• **EXERCISE MATERIALS**
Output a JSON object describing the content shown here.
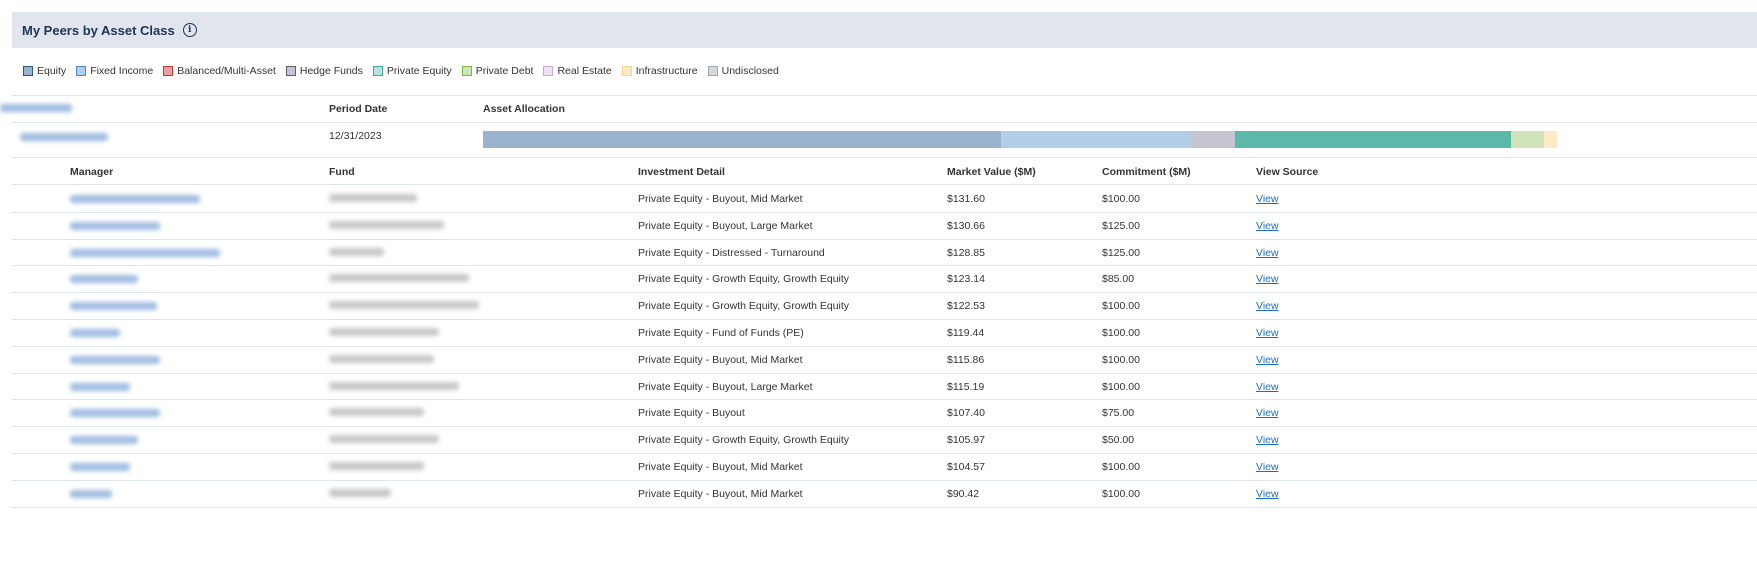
{
  "header": {
    "title": "My Peers by Asset Class",
    "info_icon": "info-circle-icon"
  },
  "legend": [
    {
      "label": "Equity",
      "fill": "#9ab3cc",
      "border": "#2b5783"
    },
    {
      "label": "Fixed Income",
      "fill": "#b3cfe8",
      "border": "#4a8ac4"
    },
    {
      "label": "Balanced/Multi-Asset",
      "fill": "#e8a0a4",
      "border": "#c0392b"
    },
    {
      "label": "Hedge Funds",
      "fill": "#c6c3d3",
      "border": "#5e5a7a"
    },
    {
      "label": "Private Equity",
      "fill": "#b9e2dc",
      "border": "#3fa89a"
    },
    {
      "label": "Private Debt",
      "fill": "#cfe4b8",
      "border": "#7ab648"
    },
    {
      "label": "Real Estate",
      "fill": "#ede0f1",
      "border": "#c8a9d6"
    },
    {
      "label": "Infrastructure",
      "fill": "#fcebc4",
      "border": "#f5d690"
    },
    {
      "label": "Undisclosed",
      "fill": "#d5d9de",
      "border": "#9ea6ae"
    }
  ],
  "investor_table": {
    "columns": [
      "Investor (redacted)",
      "Period Date",
      "Asset Allocation"
    ],
    "row": {
      "investor": "(redacted)",
      "period_date": "12/31/2023",
      "allocation_pct": [
        {
          "class": "Equity",
          "pct": 48.2,
          "color": "#9ab3cc"
        },
        {
          "class": "Fixed Income",
          "pct": 17.7,
          "color": "#b3cfe8"
        },
        {
          "class": "Hedge Funds",
          "pct": 4.1,
          "color": "#c6c3d3"
        },
        {
          "class": "Private Equity",
          "pct": 25.7,
          "color": "#5db8ac"
        },
        {
          "class": "Private Debt",
          "pct": 3.1,
          "color": "#cfe4b8"
        },
        {
          "class": "Infrastructure",
          "pct": 1.2,
          "color": "#fcebc4"
        }
      ]
    }
  },
  "holdings_table": {
    "columns": {
      "manager": "Manager",
      "fund": "Fund",
      "detail": "Investment Detail",
      "market_value": "Market Value ($M)",
      "commitment": "Commitment ($M)",
      "view_source": "View Source"
    },
    "rows": [
      {
        "manager": "(redacted)",
        "fund": "(redacted)",
        "detail": "Private Equity - Buyout, Mid Market",
        "market_value": "$131.60",
        "commitment": "$100.00",
        "view": "View"
      },
      {
        "manager": "(redacted)",
        "fund": "(redacted)",
        "detail": "Private Equity - Buyout, Large Market",
        "market_value": "$130.66",
        "commitment": "$125.00",
        "view": "View"
      },
      {
        "manager": "(redacted)",
        "fund": "(redacted)",
        "detail": "Private Equity - Distressed - Turnaround",
        "market_value": "$128.85",
        "commitment": "$125.00",
        "view": "View"
      },
      {
        "manager": "(redacted)",
        "fund": "(redacted)",
        "detail": "Private Equity - Growth Equity, Growth Equity",
        "market_value": "$123.14",
        "commitment": "$85.00",
        "view": "View"
      },
      {
        "manager": "(redacted)",
        "fund": "(redacted)",
        "detail": "Private Equity - Growth Equity, Growth Equity",
        "market_value": "$122.53",
        "commitment": "$100.00",
        "view": "View"
      },
      {
        "manager": "(redacted)",
        "fund": "(redacted)",
        "detail": "Private Equity - Fund of Funds (PE)",
        "market_value": "$119.44",
        "commitment": "$100.00",
        "view": "View"
      },
      {
        "manager": "(redacted)",
        "fund": "(redacted)",
        "detail": "Private Equity - Buyout, Mid Market",
        "market_value": "$115.86",
        "commitment": "$100.00",
        "view": "View"
      },
      {
        "manager": "(redacted)",
        "fund": "(redacted)",
        "detail": "Private Equity - Buyout, Large Market",
        "market_value": "$115.19",
        "commitment": "$100.00",
        "view": "View"
      },
      {
        "manager": "(redacted)",
        "fund": "(redacted)",
        "detail": "Private Equity - Buyout",
        "market_value": "$107.40",
        "commitment": "$75.00",
        "view": "View"
      },
      {
        "manager": "(redacted)",
        "fund": "(redacted)",
        "detail": "Private Equity - Growth Equity, Growth Equity",
        "market_value": "$105.97",
        "commitment": "$50.00",
        "view": "View"
      },
      {
        "manager": "(redacted)",
        "fund": "(redacted)",
        "detail": "Private Equity - Buyout, Mid Market",
        "market_value": "$104.57",
        "commitment": "$100.00",
        "view": "View"
      },
      {
        "manager": "(redacted)",
        "fund": "(redacted)",
        "detail": "Private Equity - Buyout, Mid Market",
        "market_value": "$90.42",
        "commitment": "$100.00",
        "view": "View"
      }
    ]
  }
}
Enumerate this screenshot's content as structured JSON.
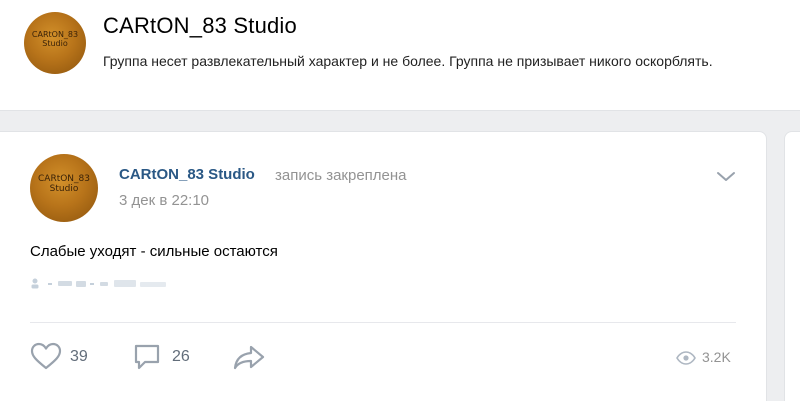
{
  "group": {
    "name": "CARtON_83 Studio",
    "status": "Группа несет развлекательный характер и не более. Группа не призывает никого оскорблять.",
    "avatar_text_line1": "CARtON_83",
    "avatar_text_line2": "Studio"
  },
  "post": {
    "author": "CARtON_83 Studio",
    "pinned_label": "запись закреплена",
    "date": "3 дек в 22:10",
    "text": "Слабые уходят - сильные остаются",
    "avatar_text_line1": "CARtON_83",
    "avatar_text_line2": "Studio",
    "actions": {
      "likes": "39",
      "comments": "26",
      "views": "3.2K"
    }
  },
  "icons": {
    "like": "heart-icon",
    "comment": "comment-icon",
    "share": "share-arrow-icon",
    "views": "eye-icon",
    "more": "chevron-down-icon",
    "signature": "person-icon"
  },
  "colors": {
    "background": "#edeef0",
    "card": "#ffffff",
    "author_link": "#2a5885",
    "muted_text": "#939393",
    "action_icon": "#99a2ad"
  }
}
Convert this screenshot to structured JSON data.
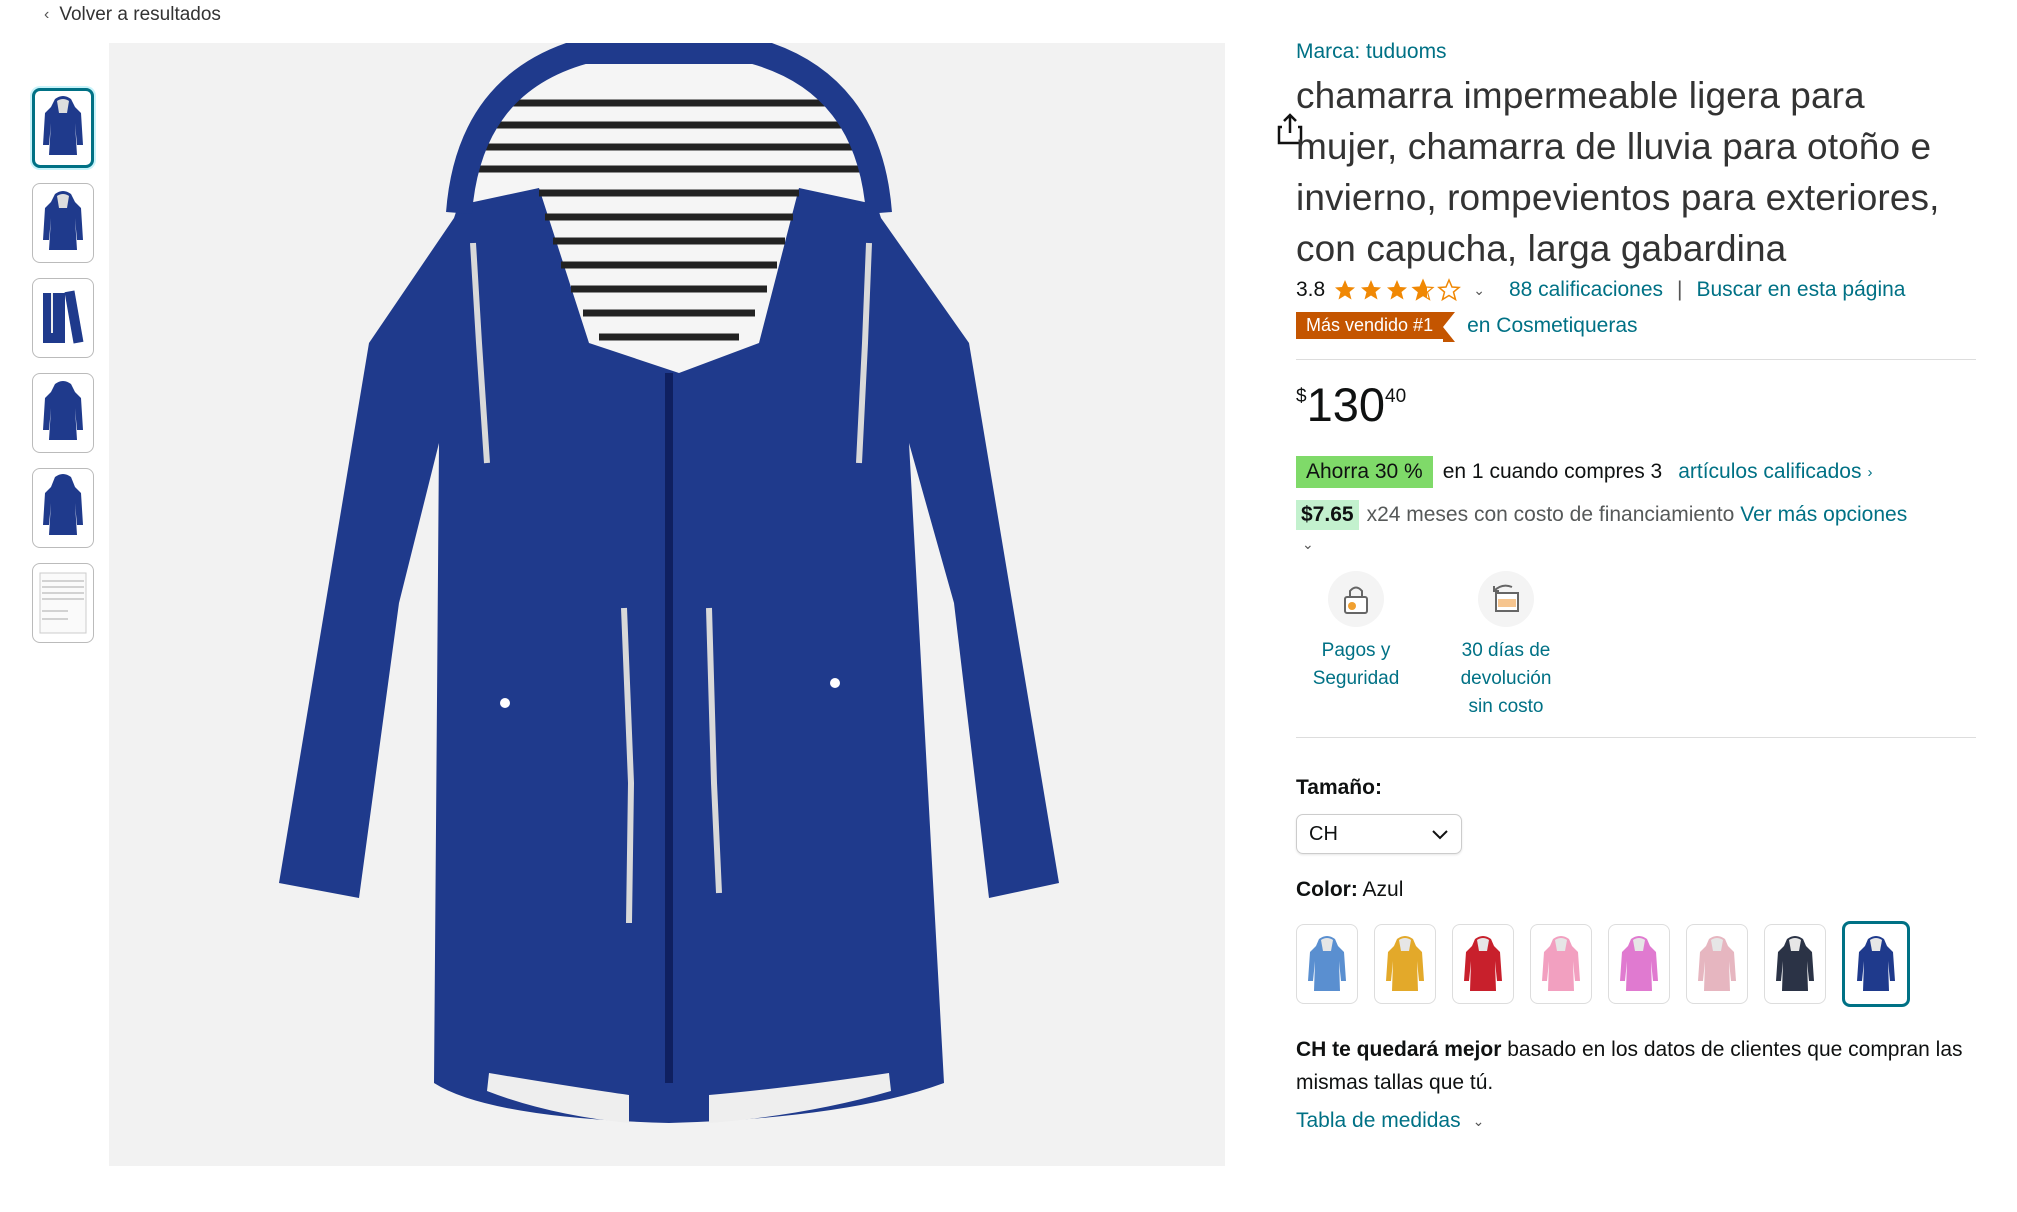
{
  "nav": {
    "back_label": "Volver a resultados"
  },
  "product": {
    "brand": "Marca: tuduoms",
    "title": "chamarra impermeable ligera para mujer, chamarra de lluvia para otoño e invierno, rompevientos para exteriores, con capucha, larga gabardina",
    "rating": "3.8",
    "rating_value": 3.8,
    "ratings_count": "88 calificaciones",
    "search_page_link": "Buscar en esta página",
    "bestseller_badge": "Más vendido #1",
    "bestseller_category": "en Cosmetiqueras",
    "price": {
      "symbol": "$",
      "whole": "130",
      "fraction": "40"
    },
    "promo": {
      "badge": "Ahorra 30 %",
      "text": "en 1 cuando compres 3",
      "link": "artículos calificados"
    },
    "financing": {
      "amount": "$7.65",
      "text": "x24 meses con costo de financiamiento",
      "link": "Ver más opciones"
    },
    "features": [
      {
        "icon": "lock-payment-icon",
        "label": "Pagos y Seguridad"
      },
      {
        "icon": "return-box-icon",
        "label": "30 días de devolución sin costo"
      }
    ],
    "size": {
      "label": "Tamaño:",
      "selected": "CH"
    },
    "color": {
      "label": "Color:",
      "selected": "Azul"
    },
    "swatches": [
      {
        "name": "light-blue",
        "color": "#5a8fd0"
      },
      {
        "name": "yellow",
        "color": "#e3a92a"
      },
      {
        "name": "red",
        "color": "#c8202c"
      },
      {
        "name": "pink",
        "color": "#f2a0c0"
      },
      {
        "name": "magenta",
        "color": "#e07ad0"
      },
      {
        "name": "light-pink",
        "color": "#e6b6c0"
      },
      {
        "name": "dark-navy",
        "color": "#2b3346"
      },
      {
        "name": "navy",
        "color": "#1f3a8c",
        "selected": true
      }
    ],
    "fit": {
      "bold": "CH te quedará mejor",
      "rest": " basado en los datos de clientes que compran las mismas tallas que tú."
    },
    "size_chart_link": "Tabla de medidas"
  },
  "colors": {
    "link": "#007185",
    "badge": "#c45500",
    "promo": "#7fda69",
    "jacket": "#1f3a8c"
  },
  "gallery": {
    "thumbnail_count": 6
  }
}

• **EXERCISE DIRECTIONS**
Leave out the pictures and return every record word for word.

• **REPLY TO THE EXERCISE**
Output a JSON object describing the content shown here.
{
  "header": {
    "title": "My Peers by Asset Class",
    "info_icon": "info-circle-icon"
  },
  "legend": [
    {
      "label": "Equity",
      "fill": "#9ab3cc",
      "border": "#2b5783"
    },
    {
      "label": "Fixed Income",
      "fill": "#b3cfe8",
      "border": "#4a8ac4"
    },
    {
      "label": "Balanced/Multi-Asset",
      "fill": "#e8a0a4",
      "border": "#c0392b"
    },
    {
      "label": "Hedge Funds",
      "fill": "#c6c3d3",
      "border": "#5e5a7a"
    },
    {
      "label": "Private Equity",
      "fill": "#b9e2dc",
      "border": "#3fa89a"
    },
    {
      "label": "Private Debt",
      "fill": "#cfe4b8",
      "border": "#7ab648"
    },
    {
      "label": "Real Estate",
      "fill": "#ede0f1",
      "border": "#c8a9d6"
    },
    {
      "label": "Infrastructure",
      "fill": "#fcebc4",
      "border": "#f5d690"
    },
    {
      "label": "Undisclosed",
      "fill": "#d5d9de",
      "border": "#9ea6ae"
    }
  ],
  "investor_table": {
    "columns": [
      "Investor (redacted)",
      "Period Date",
      "Asset Allocation"
    ],
    "row": {
      "investor": "(redacted)",
      "period_date": "12/31/2023",
      "allocation_pct": [
        {
          "class": "Equity",
          "pct": 48.2,
          "color": "#9ab3cc"
        },
        {
          "class": "Fixed Income",
          "pct": 17.7,
          "color": "#b3cfe8"
        },
        {
          "class": "Hedge Funds",
          "pct": 4.1,
          "color": "#c6c3d3"
        },
        {
          "class": "Private Equity",
          "pct": 25.7,
          "color": "#5db8ac"
        },
        {
          "class": "Private Debt",
          "pct": 3.1,
          "color": "#cfe4b8"
        },
        {
          "class": "Infrastructure",
          "pct": 1.2,
          "color": "#fcebc4"
        }
      ]
    }
  },
  "holdings_table": {
    "columns": {
      "manager": "Manager",
      "fund": "Fund",
      "detail": "Investment Detail",
      "market_value": "Market Value ($M)",
      "commitment": "Commitment ($M)",
      "view_source": "View Source"
    },
    "rows": [
      {
        "manager": "(redacted)",
        "fund": "(redacted)",
        "detail": "Private Equity - Buyout, Mid Market",
        "market_value": "$131.60",
        "commitment": "$100.00",
        "view": "View"
      },
      {
        "manager": "(redacted)",
        "fund": "(redacted)",
        "detail": "Private Equity - Buyout, Large Market",
        "market_value": "$130.66",
        "commitment": "$125.00",
        "view": "View"
      },
      {
        "manager": "(redacted)",
        "fund": "(redacted)",
        "detail": "Private Equity - Distressed - Turnaround",
        "market_value": "$128.85",
        "commitment": "$125.00",
        "view": "View"
      },
      {
        "manager": "(redacted)",
        "fund": "(redacted)",
        "detail": "Private Equity - Growth Equity, Growth Equity",
        "market_value": "$123.14",
        "commitment": "$85.00",
        "view": "View"
      },
      {
        "manager": "(redacted)",
        "fund": "(redacted)",
        "detail": "Private Equity - Growth Equity, Growth Equity",
        "market_value": "$122.53",
        "commitment": "$100.00",
        "view": "View"
      },
      {
        "manager": "(redacted)",
        "fund": "(redacted)",
        "detail": "Private Equity - Fund of Funds (PE)",
        "market_value": "$119.44",
        "commitment": "$100.00",
        "view": "View"
      },
      {
        "manager": "(redacted)",
        "fund": "(redacted)",
        "detail": "Private Equity - Buyout, Mid Market",
        "market_value": "$115.86",
        "commitment": "$100.00",
        "view": "View"
      },
      {
        "manager": "(redacted)",
        "fund": "(redacted)",
        "detail": "Private Equity - Buyout, Large Market",
        "market_value": "$115.19",
        "commitment": "$100.00",
        "view": "View"
      },
      {
        "manager": "(redacted)",
        "fund": "(redacted)",
        "detail": "Private Equity - Buyout",
        "market_value": "$107.40",
        "commitment": "$75.00",
        "view": "View"
      },
      {
        "manager": "(redacted)",
        "fund": "(redacted)",
        "detail": "Private Equity - Growth Equity, Growth Equity",
        "market_value": "$105.97",
        "commitment": "$50.00",
        "view": "View"
      },
      {
        "manager": "(redacted)",
        "fund": "(redacted)",
        "detail": "Private Equity - Buyout, Mid Market",
        "market_value": "$104.57",
        "commitment": "$100.00",
        "view": "View"
      },
      {
        "manager": "(redacted)",
        "fund": "(redacted)",
        "detail": "Private Equity - Buyout, Mid Market",
        "market_value": "$90.42",
        "commitment": "$100.00",
        "view": "View"
      }
    ]
  }
}
Enumerate this screenshot's content as structured JSON.
{
  "group": {
    "name": "CARtON_83 Studio",
    "status": "Группа несет развлекательный характер и не более. Группа не призывает никого оскорблять.",
    "avatar_text_line1": "CARtON_83",
    "avatar_text_line2": "Studio"
  },
  "post": {
    "author": "CARtON_83 Studio",
    "pinned_label": "запись закреплена",
    "date": "3 дек в 22:10",
    "text": "Слабые уходят - сильные остаются",
    "avatar_text_line1": "CARtON_83",
    "avatar_text_line2": "Studio",
    "actions": {
      "likes": "39",
      "comments": "26",
      "views": "3.2K"
    }
  },
  "icons": {
    "like": "heart-icon",
    "comment": "comment-icon",
    "share": "share-arrow-icon",
    "views": "eye-icon",
    "more": "chevron-down-icon",
    "signature": "person-icon"
  },
  "colors": {
    "background": "#edeef0",
    "card": "#ffffff",
    "author_link": "#2a5885",
    "muted_text": "#939393",
    "action_icon": "#99a2ad"
  }
}
Convert this screenshot to structured JSON data.
{
  "nav": {
    "back_label": "Volver a resultados"
  },
  "product": {
    "brand": "Marca: tuduoms",
    "title": "chamarra impermeable ligera para mujer, chamarra de lluvia para otoño e invierno, rompevientos para exteriores, con capucha, larga gabardina",
    "rating": "3.8",
    "rating_value": 3.8,
    "ratings_count": "88 calificaciones",
    "search_page_link": "Buscar en esta página",
    "bestseller_badge": "Más vendido #1",
    "bestseller_category": "en Cosmetiqueras",
    "price": {
      "symbol": "$",
      "whole": "130",
      "fraction": "40"
    },
    "promo": {
      "badge": "Ahorra 30 %",
      "text": "en 1 cuando compres 3",
      "link": "artículos calificados"
    },
    "financing": {
      "amount": "$7.65",
      "text": "x24 meses con costo de financiamiento",
      "link": "Ver más opciones"
    },
    "features": [
      {
        "icon": "lock-payment-icon",
        "label": "Pagos y Seguridad"
      },
      {
        "icon": "return-box-icon",
        "label": "30 días de devolución sin costo"
      }
    ],
    "size": {
      "label": "Tamaño:",
      "selected": "CH"
    },
    "color": {
      "label": "Color:",
      "selected": "Azul"
    },
    "swatches": [
      {
        "name": "light-blue",
        "color": "#5a8fd0"
      },
      {
        "name": "yellow",
        "color": "#e3a92a"
      },
      {
        "name": "red",
        "color": "#c8202c"
      },
      {
        "name": "pink",
        "color": "#f2a0c0"
      },
      {
        "name": "magenta",
        "color": "#e07ad0"
      },
      {
        "name": "light-pink",
        "color": "#e6b6c0"
      },
      {
        "name": "dark-navy",
        "color": "#2b3346"
      },
      {
        "name": "navy",
        "color": "#1f3a8c",
        "selected": true
      }
    ],
    "fit": {
      "bold": "CH te quedará mejor",
      "rest": " basado en los datos de clientes que compran las mismas tallas que tú."
    },
    "size_chart_link": "Tabla de medidas"
  },
  "colors": {
    "link": "#007185",
    "badge": "#c45500",
    "promo": "#7fda69",
    "jacket": "#1f3a8c"
  },
  "gallery": {
    "thumbnail_count": 6
  }
}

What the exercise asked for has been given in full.